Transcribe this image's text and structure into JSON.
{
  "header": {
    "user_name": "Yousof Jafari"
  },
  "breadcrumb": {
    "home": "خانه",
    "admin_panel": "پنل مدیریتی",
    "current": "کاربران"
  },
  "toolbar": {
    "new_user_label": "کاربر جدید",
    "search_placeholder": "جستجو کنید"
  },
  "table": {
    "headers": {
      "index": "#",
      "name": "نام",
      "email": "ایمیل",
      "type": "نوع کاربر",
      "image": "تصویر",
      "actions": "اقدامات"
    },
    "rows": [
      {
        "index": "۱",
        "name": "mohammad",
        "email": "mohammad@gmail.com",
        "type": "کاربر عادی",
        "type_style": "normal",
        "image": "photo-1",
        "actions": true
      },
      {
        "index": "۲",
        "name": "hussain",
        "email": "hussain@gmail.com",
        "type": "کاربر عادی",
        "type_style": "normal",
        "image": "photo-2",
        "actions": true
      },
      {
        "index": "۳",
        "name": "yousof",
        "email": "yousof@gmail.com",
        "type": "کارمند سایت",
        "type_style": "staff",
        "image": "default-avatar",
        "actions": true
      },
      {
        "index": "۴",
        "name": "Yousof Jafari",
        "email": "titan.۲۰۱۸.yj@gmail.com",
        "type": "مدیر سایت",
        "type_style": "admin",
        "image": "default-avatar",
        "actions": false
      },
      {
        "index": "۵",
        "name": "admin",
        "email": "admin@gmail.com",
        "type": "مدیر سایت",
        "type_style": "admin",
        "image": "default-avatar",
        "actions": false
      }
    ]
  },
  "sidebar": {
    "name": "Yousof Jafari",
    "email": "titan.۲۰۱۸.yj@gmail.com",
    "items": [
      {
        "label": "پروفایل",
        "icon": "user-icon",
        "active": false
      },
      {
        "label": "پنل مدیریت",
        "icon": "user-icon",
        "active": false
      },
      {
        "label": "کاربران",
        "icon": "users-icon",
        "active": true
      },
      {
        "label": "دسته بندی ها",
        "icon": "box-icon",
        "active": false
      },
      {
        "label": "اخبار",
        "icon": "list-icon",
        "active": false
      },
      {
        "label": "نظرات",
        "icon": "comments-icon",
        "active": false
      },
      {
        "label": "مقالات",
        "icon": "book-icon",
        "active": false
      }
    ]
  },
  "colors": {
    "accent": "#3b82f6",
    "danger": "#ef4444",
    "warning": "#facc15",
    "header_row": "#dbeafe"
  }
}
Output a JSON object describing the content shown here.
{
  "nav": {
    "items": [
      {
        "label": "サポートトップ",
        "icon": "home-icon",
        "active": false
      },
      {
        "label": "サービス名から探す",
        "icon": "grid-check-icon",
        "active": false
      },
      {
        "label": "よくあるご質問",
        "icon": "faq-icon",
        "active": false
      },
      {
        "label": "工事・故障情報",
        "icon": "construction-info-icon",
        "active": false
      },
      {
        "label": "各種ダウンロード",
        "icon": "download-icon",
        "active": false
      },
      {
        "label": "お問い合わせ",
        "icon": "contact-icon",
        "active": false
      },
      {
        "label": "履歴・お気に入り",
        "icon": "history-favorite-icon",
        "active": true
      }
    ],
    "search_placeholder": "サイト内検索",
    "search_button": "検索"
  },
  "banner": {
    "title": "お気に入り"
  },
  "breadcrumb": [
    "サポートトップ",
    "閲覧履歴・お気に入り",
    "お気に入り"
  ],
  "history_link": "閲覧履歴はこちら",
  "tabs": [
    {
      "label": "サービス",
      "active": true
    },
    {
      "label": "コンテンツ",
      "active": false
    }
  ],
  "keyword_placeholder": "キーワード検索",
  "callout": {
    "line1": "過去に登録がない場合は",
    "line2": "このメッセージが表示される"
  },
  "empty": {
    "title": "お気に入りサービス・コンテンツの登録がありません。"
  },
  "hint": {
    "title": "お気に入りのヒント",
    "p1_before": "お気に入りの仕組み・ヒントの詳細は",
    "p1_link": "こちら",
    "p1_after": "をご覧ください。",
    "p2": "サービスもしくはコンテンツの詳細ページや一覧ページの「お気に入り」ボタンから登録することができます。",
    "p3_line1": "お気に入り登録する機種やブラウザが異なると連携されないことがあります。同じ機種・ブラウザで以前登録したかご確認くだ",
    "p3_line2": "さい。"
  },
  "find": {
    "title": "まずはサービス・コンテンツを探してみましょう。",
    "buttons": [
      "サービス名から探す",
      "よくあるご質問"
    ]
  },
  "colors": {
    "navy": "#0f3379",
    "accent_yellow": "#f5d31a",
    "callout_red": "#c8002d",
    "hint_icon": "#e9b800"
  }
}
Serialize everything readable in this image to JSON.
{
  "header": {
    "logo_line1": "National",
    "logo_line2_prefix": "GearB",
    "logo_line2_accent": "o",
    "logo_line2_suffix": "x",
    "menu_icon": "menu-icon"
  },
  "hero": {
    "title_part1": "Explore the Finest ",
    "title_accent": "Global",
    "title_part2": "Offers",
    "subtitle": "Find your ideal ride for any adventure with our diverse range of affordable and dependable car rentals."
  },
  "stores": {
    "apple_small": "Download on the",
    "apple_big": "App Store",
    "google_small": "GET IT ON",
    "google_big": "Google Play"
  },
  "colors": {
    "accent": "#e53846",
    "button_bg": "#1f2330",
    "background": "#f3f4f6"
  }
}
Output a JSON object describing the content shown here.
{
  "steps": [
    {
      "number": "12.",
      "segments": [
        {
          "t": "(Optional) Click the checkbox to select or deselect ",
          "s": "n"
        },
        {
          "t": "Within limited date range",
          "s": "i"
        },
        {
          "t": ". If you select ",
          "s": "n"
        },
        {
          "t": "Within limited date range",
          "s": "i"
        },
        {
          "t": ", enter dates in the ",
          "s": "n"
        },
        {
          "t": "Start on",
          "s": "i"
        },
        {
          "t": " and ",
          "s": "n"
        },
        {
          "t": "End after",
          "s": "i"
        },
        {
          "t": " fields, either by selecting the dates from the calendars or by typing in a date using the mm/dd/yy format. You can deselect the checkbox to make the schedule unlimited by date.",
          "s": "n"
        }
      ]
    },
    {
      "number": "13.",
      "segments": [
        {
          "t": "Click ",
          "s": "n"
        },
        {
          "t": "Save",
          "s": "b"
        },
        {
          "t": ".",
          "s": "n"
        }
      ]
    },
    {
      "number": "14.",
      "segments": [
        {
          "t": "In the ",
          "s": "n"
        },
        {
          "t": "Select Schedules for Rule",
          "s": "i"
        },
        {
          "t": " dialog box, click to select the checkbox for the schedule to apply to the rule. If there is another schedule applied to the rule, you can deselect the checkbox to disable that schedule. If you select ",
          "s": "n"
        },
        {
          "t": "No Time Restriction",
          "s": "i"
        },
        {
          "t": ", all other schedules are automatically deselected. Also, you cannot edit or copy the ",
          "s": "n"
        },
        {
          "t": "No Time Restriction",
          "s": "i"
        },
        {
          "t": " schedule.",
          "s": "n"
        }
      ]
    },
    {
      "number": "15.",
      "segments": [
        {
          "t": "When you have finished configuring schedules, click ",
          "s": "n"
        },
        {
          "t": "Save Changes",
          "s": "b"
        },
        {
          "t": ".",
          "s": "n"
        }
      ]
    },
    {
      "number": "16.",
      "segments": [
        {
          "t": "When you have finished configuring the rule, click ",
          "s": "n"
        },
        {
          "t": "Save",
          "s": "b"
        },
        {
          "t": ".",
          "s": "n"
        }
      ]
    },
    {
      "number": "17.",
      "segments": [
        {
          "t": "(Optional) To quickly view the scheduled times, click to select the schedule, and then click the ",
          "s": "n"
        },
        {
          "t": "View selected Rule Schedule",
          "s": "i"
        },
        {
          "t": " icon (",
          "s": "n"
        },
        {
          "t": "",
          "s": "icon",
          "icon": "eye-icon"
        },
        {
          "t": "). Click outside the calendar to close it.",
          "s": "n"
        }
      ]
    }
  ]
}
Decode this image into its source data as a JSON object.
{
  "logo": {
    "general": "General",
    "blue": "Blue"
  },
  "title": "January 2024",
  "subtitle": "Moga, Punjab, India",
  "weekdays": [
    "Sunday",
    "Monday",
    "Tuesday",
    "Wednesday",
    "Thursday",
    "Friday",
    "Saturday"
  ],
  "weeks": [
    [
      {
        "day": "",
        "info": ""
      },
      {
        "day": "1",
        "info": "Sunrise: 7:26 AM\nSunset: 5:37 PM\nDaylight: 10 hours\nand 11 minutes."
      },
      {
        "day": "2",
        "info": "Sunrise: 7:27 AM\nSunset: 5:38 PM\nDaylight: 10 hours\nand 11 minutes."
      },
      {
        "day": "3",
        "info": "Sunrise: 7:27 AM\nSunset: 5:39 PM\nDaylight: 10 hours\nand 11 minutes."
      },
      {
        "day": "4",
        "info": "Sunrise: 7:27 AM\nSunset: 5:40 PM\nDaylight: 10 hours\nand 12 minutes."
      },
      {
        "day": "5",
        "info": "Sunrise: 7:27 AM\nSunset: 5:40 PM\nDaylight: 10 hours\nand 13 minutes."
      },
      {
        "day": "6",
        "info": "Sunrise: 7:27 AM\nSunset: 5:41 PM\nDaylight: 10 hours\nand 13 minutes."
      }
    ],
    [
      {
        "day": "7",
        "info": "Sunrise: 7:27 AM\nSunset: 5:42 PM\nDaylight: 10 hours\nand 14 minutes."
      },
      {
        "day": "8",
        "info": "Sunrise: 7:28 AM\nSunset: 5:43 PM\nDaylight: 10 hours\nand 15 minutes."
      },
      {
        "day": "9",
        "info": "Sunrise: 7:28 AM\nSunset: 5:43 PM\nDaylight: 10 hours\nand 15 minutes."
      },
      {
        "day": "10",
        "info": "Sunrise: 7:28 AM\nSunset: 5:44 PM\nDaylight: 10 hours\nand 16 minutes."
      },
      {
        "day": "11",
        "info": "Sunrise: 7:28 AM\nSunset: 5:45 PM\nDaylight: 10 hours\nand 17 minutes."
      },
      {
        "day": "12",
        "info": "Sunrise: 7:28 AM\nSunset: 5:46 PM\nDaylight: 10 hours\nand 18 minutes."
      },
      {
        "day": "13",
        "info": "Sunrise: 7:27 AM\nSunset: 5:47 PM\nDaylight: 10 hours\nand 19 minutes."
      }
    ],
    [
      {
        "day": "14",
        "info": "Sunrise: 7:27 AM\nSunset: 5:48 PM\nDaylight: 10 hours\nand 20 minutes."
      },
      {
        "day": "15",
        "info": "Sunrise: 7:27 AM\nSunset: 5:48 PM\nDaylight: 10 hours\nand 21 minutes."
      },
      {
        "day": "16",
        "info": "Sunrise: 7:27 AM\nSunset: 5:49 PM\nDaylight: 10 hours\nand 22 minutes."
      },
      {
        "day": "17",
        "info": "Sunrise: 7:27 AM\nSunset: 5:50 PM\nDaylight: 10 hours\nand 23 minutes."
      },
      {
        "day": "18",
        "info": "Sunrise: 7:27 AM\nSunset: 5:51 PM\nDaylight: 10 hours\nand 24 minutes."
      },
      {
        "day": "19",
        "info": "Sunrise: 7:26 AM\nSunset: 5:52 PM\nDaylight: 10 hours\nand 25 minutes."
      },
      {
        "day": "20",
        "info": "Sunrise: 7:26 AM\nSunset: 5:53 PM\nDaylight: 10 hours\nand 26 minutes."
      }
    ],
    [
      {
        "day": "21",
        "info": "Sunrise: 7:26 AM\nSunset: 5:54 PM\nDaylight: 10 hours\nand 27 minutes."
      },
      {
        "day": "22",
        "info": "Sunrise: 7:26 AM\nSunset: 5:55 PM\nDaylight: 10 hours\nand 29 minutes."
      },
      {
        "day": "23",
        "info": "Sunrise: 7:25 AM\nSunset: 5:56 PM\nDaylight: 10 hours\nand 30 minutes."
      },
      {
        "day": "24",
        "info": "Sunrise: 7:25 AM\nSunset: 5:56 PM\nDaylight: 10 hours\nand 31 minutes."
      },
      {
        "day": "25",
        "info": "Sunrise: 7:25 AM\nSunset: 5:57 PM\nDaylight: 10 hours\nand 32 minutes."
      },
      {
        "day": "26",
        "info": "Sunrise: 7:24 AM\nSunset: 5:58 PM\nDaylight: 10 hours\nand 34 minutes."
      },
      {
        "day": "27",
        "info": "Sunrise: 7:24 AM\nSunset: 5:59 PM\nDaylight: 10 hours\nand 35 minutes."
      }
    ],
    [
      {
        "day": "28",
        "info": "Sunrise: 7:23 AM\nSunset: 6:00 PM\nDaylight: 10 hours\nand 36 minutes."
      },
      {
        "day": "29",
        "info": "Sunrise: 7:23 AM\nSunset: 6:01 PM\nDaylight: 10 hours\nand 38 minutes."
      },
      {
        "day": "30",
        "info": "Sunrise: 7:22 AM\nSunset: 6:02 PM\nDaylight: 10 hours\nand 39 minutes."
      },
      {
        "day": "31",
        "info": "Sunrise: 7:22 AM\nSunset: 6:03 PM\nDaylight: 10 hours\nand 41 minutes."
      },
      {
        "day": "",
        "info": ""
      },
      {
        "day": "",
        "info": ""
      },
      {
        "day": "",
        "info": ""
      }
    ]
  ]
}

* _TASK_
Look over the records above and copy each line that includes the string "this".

* _FINISHED TASK_
Transcribe this image's text and structure into JSON.
Serialize everything readable in this image to JSON.
Decode this image into its source data as a JSON object.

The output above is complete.